The 10% drop in December ended a year that was weakest for existing home sales since 2015
The number of homes sold dropped sharply in December, raising fears that 2019 will be marked by a continued slowdown in the U.S. housing market.
Sales of existing homes dropped 10.3 percent last month compared to the same time in 2017, and 6.4 percent from November, according to a report from the National Association of Realtors, cited in the Wall Street Journal. Many markets saw double-digit declines in existing home sales, including much of California, Seattle, Denver, Maryland, Delaware and Philadelphia, according to the report.
Last month wrapped up the weakest year for home sales since 2015. The market slowed particularly in the second half of the year amid rising interest rates and a greater uncertainty about the stock market and economy at large.
In Chicago, home sales in December fell 16.5 percent year over year, ending a 2018 that saw overall sales drop 3.7 percent and home prices rise 3.2 percent.
December also saw price growth slow, as sellers cut their asks in hopes of getting reluctant buyers to bite. Prices grew 1.2 percent in December, a six-year low, according to Redfin. It predicted the cooling off from the second half of 2018 will continue into this year, with housing inventory rising and price growth continuing to pull back.

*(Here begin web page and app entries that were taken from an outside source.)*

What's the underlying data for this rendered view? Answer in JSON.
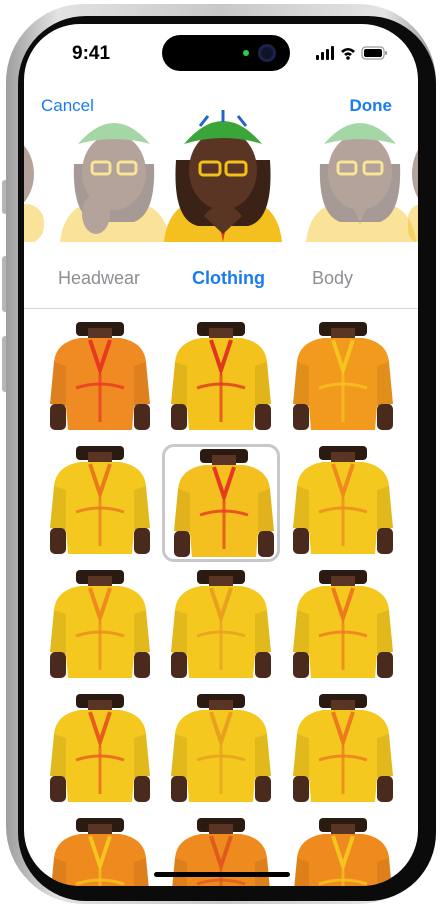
{
  "status_bar": {
    "time": "9:41"
  },
  "nav": {
    "cancel_label": "Cancel",
    "done_label": "Done"
  },
  "tabs": [
    {
      "label": "Headwear",
      "active": false
    },
    {
      "label": "Clothing",
      "active": true
    },
    {
      "label": "Body",
      "active": false
    }
  ],
  "clothing_options": [
    {
      "name": "orange-swirl-dress",
      "base": "#f08a22",
      "accent": "#e8381f",
      "selected": false
    },
    {
      "name": "yellow-red-pattern-top",
      "base": "#f3c21c",
      "accent": "#e0371f",
      "selected": false
    },
    {
      "name": "orange-striped-top",
      "base": "#f29a1e",
      "accent": "#f5c41e",
      "selected": false
    },
    {
      "name": "yellow-hoodie",
      "base": "#f4c81f",
      "accent": "#e97a1c",
      "selected": false
    },
    {
      "name": "yellow-dashiki",
      "base": "#f4c020",
      "accent": "#e53a1f",
      "selected": true
    },
    {
      "name": "yellow-tunic",
      "base": "#f4c81f",
      "accent": "#ee8a1e",
      "selected": false
    },
    {
      "name": "yellow-pocket-hoodie",
      "base": "#f4c81f",
      "accent": "#ee8a1e",
      "selected": false
    },
    {
      "name": "yellow-wrap-top",
      "base": "#f4c81f",
      "accent": "#e8a01e",
      "selected": false
    },
    {
      "name": "yellow-wrap-skirt",
      "base": "#f4c81f",
      "accent": "#ee7a1e",
      "selected": false
    },
    {
      "name": "yellow-floral-blouse",
      "base": "#f4c81f",
      "accent": "#e85c1e",
      "selected": false
    },
    {
      "name": "yellow-off-shoulder-top",
      "base": "#f4c81f",
      "accent": "#e8a01e",
      "selected": false
    },
    {
      "name": "yellow-qipao-top",
      "base": "#f4c81f",
      "accent": "#ee7a1e",
      "selected": false
    },
    {
      "name": "orange-sash-top",
      "base": "#ee8a1e",
      "accent": "#f5c41e",
      "selected": false
    },
    {
      "name": "orange-button-top",
      "base": "#ee8a1e",
      "accent": "#e05a1e",
      "selected": false
    },
    {
      "name": "orange-collar-top",
      "base": "#ee8a1e",
      "accent": "#f5c41e",
      "selected": false
    }
  ],
  "colors": {
    "accent": "#1a7cf0",
    "tab_inactive": "#8e8e93",
    "helmet": "#3aa63a",
    "skin": "#5a3524"
  }
}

Fewer people think now is a good time to buy a home than at any time at least in the past three years, according to a recent survey by the Realtors association. [WSJ] — John O’Brien